When people ask Kevin Danzeisen how he ended up in the dairy business, his response is that he's just a cow guy, and always has been. So was his grandfather. Danzeisen suspects that his youngest son (he has two boys and a girl) might grow up to be a cow guy, too. All of his children are animal people, but, as he can point out based on personal experience, there's a big difference between taking care of animals and being the fearless leader of a dairy herd.
Danzeisen is the owner of Danzeisen Dairy, which is based in Laveen (just outside of Phoenix) and provides milk for cities and towns throughout Arizona, including Tucson.
In a process that is all-at-once old fashioned and revolutionary, milk produced at the dairy is processed right down the road at the Danzeisen creamery, where it's put into glass bottles that look like they're straight out of the 1950s. The glass bottles are more expensive, but Danzeisen feels that plastic affects the taste of milk. Plus, the bottles can be returned to stores, where they're picked up by the dairy, sanitized and reused.
Kevin said that to him, milk in plastic bottles didn't taste the way it should. The difference in taste between glass and plastic bottled milk was so big that he decided to take a chance.
The machinery used to process the milk is even more vintage. Danzeisen searched the country for pieces from the 1930s (a cream separator) through '60s (a bottle washer), and uses modern technology on the old equipment to keep it running efficiently.
And one more thing: All of the cows on his dairy wear stylish anklets that double as pedometers, so that Danzeisen and his employees can track every step the cows take. If they're taking fewer steps than average, they either see a vet or are looked at by someone like George Torres, the dairy manager and certified cow guy. Oftentimes, the problem is nothing more than a pebble stuck in a hoof, but tracking the cows' steps helps to nip any potential problems in the bud.
"My favorite part is seeing cows getting up and eating, and just being happy cows," George says. "These girls can just do whatever and roam around and do whatever they want."
Danzeisen's grandfather, Neil Viss, is the original owner in the dairy. After working as a hoof trimmer throughout California, he saw opportunity in Phoenix to fulfill his dream of running his own operation. He and his wife Gertrude started renting the dairy back in 1959.

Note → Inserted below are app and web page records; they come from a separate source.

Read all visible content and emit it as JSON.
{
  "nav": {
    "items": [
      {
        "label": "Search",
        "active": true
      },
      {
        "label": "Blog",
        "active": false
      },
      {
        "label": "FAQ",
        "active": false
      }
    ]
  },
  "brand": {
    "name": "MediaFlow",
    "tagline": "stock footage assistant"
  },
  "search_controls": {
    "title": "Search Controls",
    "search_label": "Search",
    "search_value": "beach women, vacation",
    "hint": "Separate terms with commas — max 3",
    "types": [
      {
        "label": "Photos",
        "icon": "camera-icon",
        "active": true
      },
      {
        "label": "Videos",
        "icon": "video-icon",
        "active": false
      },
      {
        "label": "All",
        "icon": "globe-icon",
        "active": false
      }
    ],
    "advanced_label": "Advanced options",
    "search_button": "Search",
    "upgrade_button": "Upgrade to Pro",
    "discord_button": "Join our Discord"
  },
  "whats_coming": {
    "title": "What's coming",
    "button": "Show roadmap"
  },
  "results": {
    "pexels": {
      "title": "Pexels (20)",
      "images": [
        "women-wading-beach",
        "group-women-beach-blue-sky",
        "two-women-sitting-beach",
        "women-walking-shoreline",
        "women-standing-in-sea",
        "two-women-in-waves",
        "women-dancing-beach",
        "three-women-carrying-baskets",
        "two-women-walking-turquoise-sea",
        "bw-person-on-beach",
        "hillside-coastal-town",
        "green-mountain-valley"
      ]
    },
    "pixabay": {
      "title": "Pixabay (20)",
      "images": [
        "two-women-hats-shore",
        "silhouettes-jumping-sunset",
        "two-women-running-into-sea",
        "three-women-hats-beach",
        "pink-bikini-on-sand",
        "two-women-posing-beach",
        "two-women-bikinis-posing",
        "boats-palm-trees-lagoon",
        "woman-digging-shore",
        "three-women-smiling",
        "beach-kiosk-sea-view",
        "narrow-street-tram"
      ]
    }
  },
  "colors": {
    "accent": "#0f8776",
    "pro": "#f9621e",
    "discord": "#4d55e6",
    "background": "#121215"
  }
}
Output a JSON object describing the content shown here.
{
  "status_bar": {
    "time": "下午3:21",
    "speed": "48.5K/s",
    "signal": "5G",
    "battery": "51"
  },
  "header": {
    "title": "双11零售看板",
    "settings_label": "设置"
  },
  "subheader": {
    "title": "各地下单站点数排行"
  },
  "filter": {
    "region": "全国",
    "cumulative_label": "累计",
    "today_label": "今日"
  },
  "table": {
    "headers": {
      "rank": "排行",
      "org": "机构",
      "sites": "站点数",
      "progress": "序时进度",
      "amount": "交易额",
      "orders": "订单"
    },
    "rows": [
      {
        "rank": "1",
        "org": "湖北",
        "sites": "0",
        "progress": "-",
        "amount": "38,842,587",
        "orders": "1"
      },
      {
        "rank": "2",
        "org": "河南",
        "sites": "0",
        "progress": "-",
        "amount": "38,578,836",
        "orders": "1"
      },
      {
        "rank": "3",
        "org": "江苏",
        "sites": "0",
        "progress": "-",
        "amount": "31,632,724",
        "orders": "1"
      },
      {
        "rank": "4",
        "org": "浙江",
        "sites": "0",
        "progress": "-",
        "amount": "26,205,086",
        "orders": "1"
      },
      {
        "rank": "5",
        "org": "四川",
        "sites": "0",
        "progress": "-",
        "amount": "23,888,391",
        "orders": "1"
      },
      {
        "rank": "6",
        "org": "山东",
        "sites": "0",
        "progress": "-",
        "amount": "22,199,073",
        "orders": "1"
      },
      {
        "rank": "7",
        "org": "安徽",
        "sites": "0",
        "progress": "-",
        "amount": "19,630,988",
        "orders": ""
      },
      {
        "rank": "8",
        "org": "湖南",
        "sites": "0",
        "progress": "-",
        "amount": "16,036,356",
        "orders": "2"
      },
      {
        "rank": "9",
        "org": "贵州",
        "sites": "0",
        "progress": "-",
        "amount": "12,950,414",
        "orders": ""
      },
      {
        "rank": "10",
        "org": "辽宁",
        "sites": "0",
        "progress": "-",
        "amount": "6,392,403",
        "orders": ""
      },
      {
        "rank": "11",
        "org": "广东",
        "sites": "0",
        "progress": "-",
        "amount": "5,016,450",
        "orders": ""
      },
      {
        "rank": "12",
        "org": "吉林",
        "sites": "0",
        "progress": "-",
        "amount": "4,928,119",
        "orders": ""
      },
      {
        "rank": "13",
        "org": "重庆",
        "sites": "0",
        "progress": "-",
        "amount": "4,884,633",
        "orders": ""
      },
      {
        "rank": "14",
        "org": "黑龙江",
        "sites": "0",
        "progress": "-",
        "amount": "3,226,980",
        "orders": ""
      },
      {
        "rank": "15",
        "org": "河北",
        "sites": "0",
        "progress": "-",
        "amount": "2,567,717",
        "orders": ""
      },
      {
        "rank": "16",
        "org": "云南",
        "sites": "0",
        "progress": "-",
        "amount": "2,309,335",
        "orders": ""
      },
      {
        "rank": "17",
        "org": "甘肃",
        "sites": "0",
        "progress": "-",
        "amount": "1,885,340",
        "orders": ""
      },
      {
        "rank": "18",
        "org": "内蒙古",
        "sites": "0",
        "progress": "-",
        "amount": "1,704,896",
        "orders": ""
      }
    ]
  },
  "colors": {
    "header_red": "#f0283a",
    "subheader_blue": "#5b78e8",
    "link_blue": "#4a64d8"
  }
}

Danzeisen comes from a big family—his mom is the oldest of nine kids—and the whole gang used to head out to grandpa's farm for Christmas.
"How do you not fall in love with Arizona?" Danzeisen says. "Plus, he had the cows?"
Danzeisen's "fuhgettaboutit" shrug said it all: He was hooked from the beginning.
"All I did was learn about cows from the time I was 16 until now, really," he said.
He was so struck with cow fever (not to be confused with mad cow disease), that his parents purchased him some calves to take care of when he was a kid. Danzeisen went on to work at dairies throughout California and study animal science at California State University, Fresno. In 2002, he and his dad bought the dairy farm from his grandmother and changed the name from Neil Viss Dairies to Danzeisen Dairy.
A lot has changed since Danzeisen's grandfather was running the dairy, he says, but the love for the work, for the cows and for the people has remained the same. Technology has just made it easier to do what has always been the motto: "You take care of the cows, and the cows take care of you."
"We literally keep track of every single step they take," Danzeisen says. "My grandpa didn't have that."
His grandpa also couldn't leave the dairy. What if a piece of equipment broke? What if they ran out of a certain type of feed? Danzeisen, on the other hand, was once in Germany looking at tractors, and when a dairy employee called to tell him they ran out of some feed. Danzeisen ordered new feed and fixed the problem in 10 minutes using his smart phone. He can also use his phone to control a system of fans and misters to keep the cows cool, but he doesn't usually have to: They're set to automatically turn on when temperatures hit a certain level.
"Technology helps us to take care of the cows better," he says. "What we know nutritionally now, we have more healthy cows now than what we ever had."
Both then and now, it's an operation driven by love, and not just from Danzeisen. The employees are like a tight-knit family, and some of them are actually family. George Torres, the dairy manager, has spent his life in the dairy business. His wife of 27 years, Elida, works at the front desk at the creamery. She passes on stories she's heard about how an eager 3-year-old George used to go down a line of cows attaching milking apparatus like an old pro. When they were first married and sat down to talk about their goals, George said he wanted to be a dairy manager.
"That was kind of like my all-time life goal," he says. "I really love and enjoy it."
Danzeisen said that in a recent employee review, 98 percent of their employees said they thought Danzeisen Dairy would be either a national or international milk company in 20 years. He's proud that they believe in both their product and their team.
"They're really great people to work for," Elida says.
Kevin left the dairy early for the day, to go buy his daughter a puppy for her birthday before catching the ASU football game. Jeff Memmelaar, in charge of sales, said he was gearing up for Friday: his daughter and Kevin's daughter were having a joint birthday party, and a gaggle of 10-year-old girls would be having a sleepover at his house.
It's an eco-friendly, milk-loving, meticulous family, and 2,000 of the members just happen to be cows.